# [ASSIGNED TASK]
Where a line below holds the string "Monate", that line goes into the answer.

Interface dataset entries

>>>>

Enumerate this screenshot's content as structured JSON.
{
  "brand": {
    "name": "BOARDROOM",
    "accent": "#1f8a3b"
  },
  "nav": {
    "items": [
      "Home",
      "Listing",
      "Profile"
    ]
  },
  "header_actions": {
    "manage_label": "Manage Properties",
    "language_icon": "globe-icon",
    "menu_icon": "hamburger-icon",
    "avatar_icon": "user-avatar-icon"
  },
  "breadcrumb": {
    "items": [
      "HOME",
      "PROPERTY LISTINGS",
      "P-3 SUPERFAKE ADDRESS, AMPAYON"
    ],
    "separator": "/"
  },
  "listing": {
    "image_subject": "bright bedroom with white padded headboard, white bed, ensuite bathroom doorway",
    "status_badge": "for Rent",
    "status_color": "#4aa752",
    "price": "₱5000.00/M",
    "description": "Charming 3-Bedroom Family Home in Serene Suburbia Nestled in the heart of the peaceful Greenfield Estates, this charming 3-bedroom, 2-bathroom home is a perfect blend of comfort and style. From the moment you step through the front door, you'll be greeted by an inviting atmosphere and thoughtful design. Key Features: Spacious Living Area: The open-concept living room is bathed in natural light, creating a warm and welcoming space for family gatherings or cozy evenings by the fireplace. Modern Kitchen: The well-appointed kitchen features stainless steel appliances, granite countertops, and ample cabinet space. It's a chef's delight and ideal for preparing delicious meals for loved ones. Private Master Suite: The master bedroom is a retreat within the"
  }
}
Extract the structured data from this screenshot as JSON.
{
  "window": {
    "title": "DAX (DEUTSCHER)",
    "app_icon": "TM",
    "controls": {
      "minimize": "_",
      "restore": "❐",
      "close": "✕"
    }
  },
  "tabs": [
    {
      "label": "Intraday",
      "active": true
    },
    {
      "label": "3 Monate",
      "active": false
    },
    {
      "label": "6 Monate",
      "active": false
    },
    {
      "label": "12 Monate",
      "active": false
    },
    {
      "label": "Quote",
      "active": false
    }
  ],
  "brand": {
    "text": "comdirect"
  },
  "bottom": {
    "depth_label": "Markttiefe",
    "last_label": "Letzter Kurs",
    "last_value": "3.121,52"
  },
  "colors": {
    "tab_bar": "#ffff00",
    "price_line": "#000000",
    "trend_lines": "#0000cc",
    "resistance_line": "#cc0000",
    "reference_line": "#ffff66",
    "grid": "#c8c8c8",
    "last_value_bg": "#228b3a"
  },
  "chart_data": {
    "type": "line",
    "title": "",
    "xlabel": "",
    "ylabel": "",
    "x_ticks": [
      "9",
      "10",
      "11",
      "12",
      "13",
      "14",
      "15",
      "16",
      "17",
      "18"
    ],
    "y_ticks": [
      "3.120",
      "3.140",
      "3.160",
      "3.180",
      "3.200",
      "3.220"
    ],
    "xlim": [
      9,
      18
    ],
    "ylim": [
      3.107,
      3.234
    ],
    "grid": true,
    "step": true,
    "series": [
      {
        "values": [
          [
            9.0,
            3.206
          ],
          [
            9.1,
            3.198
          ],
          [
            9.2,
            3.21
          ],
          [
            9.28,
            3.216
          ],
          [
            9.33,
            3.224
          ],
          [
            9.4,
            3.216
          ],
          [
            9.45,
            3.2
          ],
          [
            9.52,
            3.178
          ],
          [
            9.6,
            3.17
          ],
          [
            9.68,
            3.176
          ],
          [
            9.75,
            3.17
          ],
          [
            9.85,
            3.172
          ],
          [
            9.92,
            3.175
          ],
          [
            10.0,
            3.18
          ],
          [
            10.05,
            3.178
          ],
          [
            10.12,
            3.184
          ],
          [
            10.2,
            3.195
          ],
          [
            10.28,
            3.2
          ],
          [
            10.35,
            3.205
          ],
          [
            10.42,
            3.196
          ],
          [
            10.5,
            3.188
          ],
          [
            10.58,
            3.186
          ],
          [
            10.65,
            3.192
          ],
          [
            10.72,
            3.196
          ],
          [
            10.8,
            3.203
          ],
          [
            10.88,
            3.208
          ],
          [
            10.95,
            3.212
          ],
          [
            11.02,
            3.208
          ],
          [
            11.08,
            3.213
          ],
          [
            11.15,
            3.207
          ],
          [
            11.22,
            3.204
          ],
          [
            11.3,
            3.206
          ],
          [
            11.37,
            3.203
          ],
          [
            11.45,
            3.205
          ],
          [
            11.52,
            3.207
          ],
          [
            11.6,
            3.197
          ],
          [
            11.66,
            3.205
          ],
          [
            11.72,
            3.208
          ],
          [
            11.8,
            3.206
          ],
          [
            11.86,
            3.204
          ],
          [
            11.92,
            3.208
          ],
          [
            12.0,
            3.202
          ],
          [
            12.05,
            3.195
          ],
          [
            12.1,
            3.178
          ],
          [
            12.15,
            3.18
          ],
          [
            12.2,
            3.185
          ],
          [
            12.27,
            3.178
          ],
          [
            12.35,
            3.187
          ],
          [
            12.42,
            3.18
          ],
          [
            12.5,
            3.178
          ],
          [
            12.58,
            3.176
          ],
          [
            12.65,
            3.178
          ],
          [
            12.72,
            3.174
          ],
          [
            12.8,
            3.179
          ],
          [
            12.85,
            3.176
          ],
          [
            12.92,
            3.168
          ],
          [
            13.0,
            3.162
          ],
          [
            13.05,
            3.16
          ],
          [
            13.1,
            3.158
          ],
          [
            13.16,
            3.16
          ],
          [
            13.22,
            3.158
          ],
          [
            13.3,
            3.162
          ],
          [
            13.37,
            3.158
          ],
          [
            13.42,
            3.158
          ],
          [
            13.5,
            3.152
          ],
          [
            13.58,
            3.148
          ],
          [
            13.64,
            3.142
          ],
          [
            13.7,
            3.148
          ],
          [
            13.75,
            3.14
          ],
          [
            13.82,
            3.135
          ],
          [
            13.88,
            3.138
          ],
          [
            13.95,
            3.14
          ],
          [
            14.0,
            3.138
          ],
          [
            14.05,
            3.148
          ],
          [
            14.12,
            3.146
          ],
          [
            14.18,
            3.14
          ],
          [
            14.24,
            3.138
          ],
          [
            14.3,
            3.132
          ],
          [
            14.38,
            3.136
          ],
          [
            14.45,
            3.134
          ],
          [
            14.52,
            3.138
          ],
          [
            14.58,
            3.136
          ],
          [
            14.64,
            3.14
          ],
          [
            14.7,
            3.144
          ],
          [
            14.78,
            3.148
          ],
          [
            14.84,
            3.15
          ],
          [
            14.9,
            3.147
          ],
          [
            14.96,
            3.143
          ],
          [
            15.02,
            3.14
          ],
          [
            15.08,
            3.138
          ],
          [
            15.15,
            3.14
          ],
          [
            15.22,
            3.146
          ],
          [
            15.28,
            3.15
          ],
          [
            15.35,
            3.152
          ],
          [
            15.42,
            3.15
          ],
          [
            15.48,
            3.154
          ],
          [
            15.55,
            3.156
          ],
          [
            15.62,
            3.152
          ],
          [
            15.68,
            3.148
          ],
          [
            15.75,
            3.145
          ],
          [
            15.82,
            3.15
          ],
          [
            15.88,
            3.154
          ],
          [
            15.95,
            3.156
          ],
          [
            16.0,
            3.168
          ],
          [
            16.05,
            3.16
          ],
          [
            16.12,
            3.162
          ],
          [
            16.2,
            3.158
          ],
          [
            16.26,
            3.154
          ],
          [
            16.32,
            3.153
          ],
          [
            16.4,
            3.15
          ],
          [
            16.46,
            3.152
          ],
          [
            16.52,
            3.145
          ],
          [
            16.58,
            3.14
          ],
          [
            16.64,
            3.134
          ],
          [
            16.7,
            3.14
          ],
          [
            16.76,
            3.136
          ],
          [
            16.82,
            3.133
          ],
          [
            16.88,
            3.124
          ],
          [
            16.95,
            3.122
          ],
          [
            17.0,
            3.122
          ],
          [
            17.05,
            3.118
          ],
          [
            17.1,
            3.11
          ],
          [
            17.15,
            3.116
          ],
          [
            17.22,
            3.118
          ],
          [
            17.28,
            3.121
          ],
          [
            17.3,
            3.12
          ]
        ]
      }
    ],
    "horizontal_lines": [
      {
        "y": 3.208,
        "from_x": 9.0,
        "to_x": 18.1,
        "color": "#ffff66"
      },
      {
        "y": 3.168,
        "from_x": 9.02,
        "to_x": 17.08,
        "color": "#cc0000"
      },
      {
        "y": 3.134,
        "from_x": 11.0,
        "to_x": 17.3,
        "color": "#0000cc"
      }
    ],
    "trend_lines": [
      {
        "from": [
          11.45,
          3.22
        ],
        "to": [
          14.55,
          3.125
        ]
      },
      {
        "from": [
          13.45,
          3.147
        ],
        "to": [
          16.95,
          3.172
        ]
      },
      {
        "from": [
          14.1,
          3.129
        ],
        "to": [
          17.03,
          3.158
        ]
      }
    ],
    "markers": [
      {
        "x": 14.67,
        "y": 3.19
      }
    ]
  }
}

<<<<

# [REPLY TO THE EXERCISE]
      "label": "3 Monate",
      "label": "6 Monate",
      "label": "12 Monate",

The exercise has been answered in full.